**Task prompt:**
The word "JSON" occurs in some lines of the data. Return each such line.

+ + + + + + +

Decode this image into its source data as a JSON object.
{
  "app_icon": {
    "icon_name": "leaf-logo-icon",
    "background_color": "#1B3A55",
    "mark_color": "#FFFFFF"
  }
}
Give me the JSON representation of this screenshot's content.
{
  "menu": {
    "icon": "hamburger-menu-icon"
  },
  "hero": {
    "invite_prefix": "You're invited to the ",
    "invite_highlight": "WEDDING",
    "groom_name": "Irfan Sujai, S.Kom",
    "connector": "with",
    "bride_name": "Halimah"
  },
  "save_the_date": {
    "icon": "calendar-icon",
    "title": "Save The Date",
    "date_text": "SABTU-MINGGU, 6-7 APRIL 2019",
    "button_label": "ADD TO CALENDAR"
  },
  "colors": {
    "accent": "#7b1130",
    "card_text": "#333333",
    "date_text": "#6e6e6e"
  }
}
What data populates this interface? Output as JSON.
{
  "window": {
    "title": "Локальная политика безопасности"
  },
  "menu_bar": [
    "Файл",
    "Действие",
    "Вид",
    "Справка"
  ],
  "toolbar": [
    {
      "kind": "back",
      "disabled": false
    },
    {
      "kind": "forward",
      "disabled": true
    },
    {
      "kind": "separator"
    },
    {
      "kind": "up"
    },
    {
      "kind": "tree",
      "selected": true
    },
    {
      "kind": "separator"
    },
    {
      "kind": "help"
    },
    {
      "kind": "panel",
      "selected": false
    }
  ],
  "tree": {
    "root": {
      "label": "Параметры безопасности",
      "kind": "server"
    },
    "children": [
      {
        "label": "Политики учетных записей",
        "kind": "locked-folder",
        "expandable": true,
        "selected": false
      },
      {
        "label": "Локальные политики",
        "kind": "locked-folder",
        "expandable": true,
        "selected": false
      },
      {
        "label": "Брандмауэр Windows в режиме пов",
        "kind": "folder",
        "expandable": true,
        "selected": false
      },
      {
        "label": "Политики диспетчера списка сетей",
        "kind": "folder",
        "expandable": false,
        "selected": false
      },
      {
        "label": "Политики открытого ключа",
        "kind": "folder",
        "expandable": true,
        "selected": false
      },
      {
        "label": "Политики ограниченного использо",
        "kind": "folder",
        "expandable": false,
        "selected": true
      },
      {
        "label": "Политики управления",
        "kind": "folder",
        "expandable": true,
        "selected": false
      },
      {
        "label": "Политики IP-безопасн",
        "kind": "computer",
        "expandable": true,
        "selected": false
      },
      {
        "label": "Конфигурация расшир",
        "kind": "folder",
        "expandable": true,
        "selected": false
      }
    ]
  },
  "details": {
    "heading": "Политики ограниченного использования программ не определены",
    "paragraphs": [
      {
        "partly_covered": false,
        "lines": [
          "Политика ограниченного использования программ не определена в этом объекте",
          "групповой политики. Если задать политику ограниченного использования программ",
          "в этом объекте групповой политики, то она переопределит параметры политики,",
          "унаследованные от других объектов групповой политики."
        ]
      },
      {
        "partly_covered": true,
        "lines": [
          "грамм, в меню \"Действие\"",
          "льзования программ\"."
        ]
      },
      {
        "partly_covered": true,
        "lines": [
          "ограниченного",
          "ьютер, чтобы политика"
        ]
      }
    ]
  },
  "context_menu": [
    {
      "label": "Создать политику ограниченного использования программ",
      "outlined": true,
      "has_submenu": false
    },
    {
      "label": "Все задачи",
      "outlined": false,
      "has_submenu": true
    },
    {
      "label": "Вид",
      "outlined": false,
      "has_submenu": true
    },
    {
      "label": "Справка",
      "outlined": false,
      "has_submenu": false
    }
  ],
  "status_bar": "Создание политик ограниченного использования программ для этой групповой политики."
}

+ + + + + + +

**Result:**
Decode this image into its source data as a JSON object.
Give me the JSON representation of this screenshot's content.
What data populates this interface? Output as JSON.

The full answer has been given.